Yesterday was my son David’s last 1st day of school. I was hoping to post on social media a pair of pictures: one of his 1st day in kindergarten and one on his 1st day of 12th grade. I thought we had digital images from 2006, but, alas, our digital camera was purchased just prior to the birth of our youngest in December of 2007. I am sure that I have a physical photo in a presently unavailable box somewhere, but it would not be found on my laptop. However, in the midst of the search, Jeanine and I laughed and cried over ten years of captured moments.
We began with the 1st day of school pictures of the last ten years, then moved on to birthdays and Christmas. We saw pictures of vacations and awards ceremonies. We clicked through church events and graduations. Some of the images were posed and prepared, but many were candid and spontaneous. It is the candid shots that are the most delightful. They are the ones that represent what is real.
There were images of that holiday when everyone cried at dinner, of the birthday where the kids were fighting over cake and ice cream, and of the random day where one of the children played with the camera. It is these stolen moments, when raw emotions like love, joy or rage are on full display. They are genuine: small faces with squinting or swollen eyes, mouths agape or lips pursed; they are goofy and gawky, slightly blurred by motion or misfocus. They are life. That is what elicited our titters and tears. The beauty of those candid photos on my computer is that they enable us to gain a glimpse of the inner self – my (and my family’s) true fragile, flawed, fool-hearty, frail and fabulous nature.
Rather, it should be that of your inner self, the unfading beauty of a gentle and quiet spirit, which is of great worth in God’s sight. 1 Peter 3:4 (NIV)
While the above-mentioned verse relates primarily to women, the truth it contains, in context is that there is a difference between the outward appearance and the inner self. The world celebrates the outward appearance but the Lord values to inner person. The selfies and pictures of perfect foods and vacations on social media are a charade; they are staged and stylized. They capture the ideal of outward appearance. I would rather hold onto the unfading beauty of my family’s inner selves. I want to value their gentle and quiet spirit, warts and all.

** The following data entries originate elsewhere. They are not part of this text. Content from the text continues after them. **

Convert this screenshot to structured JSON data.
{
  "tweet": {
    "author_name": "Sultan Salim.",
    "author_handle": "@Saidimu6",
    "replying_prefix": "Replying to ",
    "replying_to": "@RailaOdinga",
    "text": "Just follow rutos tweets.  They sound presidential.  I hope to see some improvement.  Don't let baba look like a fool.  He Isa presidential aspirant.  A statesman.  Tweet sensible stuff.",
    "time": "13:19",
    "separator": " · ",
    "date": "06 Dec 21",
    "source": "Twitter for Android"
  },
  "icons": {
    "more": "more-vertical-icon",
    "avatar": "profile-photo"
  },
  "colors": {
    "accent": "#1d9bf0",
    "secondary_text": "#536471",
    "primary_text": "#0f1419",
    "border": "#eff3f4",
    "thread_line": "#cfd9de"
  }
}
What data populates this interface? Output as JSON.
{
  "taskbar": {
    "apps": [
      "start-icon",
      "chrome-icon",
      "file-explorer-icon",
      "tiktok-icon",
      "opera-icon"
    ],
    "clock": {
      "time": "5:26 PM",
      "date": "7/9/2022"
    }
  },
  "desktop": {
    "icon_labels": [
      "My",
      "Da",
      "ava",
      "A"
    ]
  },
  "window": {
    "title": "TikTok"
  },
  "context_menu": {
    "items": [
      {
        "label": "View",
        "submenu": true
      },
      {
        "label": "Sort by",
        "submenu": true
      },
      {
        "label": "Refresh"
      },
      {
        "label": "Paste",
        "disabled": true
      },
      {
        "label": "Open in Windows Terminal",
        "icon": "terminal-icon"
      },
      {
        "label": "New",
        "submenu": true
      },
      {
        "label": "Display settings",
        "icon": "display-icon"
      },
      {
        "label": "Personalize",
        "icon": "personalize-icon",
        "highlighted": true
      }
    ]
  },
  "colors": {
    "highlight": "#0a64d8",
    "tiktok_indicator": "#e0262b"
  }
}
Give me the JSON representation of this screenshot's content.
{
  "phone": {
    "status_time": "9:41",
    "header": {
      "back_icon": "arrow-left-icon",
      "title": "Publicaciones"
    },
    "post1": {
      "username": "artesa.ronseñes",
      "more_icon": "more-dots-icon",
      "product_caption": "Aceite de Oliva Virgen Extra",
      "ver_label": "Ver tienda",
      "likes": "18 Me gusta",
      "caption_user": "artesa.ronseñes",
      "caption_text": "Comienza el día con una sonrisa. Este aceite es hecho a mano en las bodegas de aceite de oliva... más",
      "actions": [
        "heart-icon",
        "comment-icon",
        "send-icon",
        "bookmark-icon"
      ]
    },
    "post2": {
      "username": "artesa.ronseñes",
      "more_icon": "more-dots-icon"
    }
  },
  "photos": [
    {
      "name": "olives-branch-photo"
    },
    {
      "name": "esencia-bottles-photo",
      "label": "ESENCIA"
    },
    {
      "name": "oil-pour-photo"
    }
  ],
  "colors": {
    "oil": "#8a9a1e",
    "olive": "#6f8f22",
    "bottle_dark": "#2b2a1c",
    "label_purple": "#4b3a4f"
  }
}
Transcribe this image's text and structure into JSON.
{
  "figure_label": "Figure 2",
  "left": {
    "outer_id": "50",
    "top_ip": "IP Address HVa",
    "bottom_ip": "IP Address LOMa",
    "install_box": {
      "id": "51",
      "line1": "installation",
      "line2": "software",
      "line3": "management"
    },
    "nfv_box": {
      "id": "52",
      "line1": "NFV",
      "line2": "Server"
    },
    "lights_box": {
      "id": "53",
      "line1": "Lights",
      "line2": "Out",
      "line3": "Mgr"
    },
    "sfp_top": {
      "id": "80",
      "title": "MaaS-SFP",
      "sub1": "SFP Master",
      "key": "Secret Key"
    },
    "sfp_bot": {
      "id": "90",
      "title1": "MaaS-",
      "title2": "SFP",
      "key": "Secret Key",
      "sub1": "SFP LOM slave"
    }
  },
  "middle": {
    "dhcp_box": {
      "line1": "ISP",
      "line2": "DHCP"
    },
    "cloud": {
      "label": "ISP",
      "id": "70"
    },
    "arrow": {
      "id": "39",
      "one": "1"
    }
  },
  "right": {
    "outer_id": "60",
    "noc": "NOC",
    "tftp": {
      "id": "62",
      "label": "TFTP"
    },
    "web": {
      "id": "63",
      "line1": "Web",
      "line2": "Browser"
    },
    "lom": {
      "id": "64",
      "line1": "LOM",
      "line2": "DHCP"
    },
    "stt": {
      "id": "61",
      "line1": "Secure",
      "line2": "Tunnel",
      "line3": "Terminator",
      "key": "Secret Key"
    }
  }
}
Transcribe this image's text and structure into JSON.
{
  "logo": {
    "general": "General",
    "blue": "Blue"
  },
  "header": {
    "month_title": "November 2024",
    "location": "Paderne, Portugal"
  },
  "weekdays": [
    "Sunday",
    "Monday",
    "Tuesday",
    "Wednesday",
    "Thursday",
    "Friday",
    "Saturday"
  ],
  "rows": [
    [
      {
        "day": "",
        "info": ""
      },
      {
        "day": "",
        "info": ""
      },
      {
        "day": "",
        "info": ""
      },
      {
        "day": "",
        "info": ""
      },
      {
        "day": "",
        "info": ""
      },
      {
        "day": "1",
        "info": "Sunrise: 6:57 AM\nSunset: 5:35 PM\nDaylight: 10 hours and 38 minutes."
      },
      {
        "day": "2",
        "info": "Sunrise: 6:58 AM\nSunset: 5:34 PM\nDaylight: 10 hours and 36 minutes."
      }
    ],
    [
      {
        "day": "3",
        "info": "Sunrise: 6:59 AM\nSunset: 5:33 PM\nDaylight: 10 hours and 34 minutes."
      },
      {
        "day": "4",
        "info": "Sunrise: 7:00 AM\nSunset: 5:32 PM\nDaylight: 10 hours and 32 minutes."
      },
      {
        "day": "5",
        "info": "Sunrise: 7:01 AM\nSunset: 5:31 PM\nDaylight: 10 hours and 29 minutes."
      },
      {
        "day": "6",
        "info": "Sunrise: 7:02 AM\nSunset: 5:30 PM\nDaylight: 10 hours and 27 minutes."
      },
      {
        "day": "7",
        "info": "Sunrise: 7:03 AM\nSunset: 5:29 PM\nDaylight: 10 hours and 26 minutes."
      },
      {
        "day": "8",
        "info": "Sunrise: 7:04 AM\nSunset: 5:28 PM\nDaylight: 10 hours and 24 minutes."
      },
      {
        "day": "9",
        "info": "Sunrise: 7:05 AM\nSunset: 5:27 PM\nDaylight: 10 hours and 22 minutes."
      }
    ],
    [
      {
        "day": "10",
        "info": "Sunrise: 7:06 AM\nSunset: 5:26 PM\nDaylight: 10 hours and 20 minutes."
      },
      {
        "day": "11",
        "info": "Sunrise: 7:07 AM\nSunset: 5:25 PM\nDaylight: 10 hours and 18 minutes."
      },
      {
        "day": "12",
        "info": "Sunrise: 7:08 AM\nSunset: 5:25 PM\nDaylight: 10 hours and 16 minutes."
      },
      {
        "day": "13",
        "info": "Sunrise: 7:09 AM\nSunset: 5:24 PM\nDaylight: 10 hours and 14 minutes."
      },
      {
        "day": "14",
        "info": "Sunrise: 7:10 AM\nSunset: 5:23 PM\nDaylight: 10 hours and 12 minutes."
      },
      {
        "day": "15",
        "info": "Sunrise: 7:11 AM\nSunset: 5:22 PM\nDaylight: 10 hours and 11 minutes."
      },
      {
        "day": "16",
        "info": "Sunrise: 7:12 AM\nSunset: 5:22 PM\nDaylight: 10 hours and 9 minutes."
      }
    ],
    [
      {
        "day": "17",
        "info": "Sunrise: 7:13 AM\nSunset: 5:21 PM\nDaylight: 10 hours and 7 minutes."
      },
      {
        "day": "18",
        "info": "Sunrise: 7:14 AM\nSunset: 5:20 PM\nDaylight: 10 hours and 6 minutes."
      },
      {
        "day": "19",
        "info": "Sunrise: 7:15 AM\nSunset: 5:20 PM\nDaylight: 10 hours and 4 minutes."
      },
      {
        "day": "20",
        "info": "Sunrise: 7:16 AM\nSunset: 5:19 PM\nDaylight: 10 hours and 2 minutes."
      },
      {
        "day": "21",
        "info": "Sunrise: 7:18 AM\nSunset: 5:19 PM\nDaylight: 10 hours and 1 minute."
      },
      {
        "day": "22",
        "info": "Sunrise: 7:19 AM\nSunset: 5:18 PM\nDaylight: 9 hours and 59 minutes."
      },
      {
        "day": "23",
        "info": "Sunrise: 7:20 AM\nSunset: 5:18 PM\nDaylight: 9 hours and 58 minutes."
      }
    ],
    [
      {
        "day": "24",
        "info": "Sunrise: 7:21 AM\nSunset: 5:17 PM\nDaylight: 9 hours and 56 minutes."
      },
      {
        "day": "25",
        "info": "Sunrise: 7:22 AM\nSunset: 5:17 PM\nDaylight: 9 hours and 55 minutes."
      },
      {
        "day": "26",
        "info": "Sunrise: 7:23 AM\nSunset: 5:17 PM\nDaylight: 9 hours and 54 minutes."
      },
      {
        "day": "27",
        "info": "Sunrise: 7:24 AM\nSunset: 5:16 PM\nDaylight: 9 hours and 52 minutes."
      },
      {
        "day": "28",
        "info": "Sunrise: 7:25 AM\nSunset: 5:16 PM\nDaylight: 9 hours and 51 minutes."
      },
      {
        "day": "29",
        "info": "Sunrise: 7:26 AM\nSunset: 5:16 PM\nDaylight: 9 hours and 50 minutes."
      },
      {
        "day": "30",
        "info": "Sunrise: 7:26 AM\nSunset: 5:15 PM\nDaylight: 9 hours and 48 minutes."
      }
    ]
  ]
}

A few weeks ago, I posted about my family portrait experience. These portraits are essential to capture a moment. But I will hold onto those fuzzy candids of my precious children, even though the images make my children cringe, because that is how I capture and hold onto what we are. I love those little beauties standing on porches for the past 20 years and I appreciate the technology that allows me to remember how blessed I am through all the realities of life.